TASK BRIEF
Lines holding the word "icon" are the ones to copy from the data below.

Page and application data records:
☆ ☆ ☆

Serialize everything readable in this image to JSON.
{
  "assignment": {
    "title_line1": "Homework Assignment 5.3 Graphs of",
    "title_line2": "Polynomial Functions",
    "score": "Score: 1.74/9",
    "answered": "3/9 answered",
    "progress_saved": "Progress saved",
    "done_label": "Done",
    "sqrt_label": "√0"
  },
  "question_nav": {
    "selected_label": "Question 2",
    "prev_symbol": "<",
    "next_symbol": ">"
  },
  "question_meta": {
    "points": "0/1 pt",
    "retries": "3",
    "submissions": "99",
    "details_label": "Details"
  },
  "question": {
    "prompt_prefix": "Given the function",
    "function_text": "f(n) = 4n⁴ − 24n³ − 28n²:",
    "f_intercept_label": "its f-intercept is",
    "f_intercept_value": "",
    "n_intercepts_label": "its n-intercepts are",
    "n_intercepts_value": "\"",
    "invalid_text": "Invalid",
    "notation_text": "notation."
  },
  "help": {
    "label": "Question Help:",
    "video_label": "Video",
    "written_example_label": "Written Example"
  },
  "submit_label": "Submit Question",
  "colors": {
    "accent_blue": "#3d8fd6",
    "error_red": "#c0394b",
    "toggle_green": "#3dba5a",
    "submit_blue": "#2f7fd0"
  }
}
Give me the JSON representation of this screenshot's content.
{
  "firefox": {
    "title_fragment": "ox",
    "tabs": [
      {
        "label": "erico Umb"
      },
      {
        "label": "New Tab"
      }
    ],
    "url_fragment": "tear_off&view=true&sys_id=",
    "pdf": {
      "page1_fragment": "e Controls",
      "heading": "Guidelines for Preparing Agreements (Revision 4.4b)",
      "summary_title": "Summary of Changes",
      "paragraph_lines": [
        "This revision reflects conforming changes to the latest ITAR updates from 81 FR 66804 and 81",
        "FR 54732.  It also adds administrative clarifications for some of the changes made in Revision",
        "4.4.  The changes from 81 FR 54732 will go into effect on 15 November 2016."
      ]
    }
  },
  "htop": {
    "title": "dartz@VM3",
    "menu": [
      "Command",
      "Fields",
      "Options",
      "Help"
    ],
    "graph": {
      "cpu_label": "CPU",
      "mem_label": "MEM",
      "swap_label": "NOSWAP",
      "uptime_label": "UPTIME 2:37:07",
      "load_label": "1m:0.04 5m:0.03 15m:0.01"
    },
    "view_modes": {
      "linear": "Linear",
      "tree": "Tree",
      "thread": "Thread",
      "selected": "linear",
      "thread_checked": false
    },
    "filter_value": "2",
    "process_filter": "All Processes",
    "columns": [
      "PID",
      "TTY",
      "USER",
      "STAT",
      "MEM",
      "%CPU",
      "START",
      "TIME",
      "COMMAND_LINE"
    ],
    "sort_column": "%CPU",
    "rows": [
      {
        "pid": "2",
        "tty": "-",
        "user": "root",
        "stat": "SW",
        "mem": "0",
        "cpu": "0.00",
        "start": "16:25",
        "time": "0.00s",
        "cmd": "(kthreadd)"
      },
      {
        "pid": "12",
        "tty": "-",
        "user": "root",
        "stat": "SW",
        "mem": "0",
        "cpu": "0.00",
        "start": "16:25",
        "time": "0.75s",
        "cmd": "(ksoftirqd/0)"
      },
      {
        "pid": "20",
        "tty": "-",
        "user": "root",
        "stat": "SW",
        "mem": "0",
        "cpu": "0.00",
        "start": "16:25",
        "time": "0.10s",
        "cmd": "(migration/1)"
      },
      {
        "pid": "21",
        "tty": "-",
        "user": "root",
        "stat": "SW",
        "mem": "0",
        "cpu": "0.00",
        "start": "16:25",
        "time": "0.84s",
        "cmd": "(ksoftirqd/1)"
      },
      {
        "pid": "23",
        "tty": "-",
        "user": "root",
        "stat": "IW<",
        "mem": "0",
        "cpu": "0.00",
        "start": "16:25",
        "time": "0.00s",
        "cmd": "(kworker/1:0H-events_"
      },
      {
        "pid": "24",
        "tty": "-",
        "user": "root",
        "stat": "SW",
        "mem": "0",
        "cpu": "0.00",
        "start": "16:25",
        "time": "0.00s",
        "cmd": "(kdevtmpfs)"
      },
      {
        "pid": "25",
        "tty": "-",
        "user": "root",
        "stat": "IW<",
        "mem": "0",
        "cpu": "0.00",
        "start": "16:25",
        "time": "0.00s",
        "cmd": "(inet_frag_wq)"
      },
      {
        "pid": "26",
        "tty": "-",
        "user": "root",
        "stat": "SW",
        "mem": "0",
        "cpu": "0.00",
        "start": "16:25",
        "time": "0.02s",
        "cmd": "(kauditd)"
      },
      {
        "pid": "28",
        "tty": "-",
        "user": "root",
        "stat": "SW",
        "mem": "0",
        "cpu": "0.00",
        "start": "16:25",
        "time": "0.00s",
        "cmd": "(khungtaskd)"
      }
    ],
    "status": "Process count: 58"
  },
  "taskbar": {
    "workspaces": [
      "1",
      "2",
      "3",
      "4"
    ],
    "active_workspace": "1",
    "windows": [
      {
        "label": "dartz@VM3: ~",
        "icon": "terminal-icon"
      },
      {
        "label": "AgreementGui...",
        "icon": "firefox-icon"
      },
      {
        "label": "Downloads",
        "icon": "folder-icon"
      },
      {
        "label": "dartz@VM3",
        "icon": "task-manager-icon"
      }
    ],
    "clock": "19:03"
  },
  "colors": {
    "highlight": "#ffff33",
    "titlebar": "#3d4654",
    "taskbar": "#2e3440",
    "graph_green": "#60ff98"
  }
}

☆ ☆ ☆

SOLUTION
        "icon": "terminal-icon"
        "icon": "firefox-icon"
        "icon": "folder-icon"
        "icon": "task-manager-icon"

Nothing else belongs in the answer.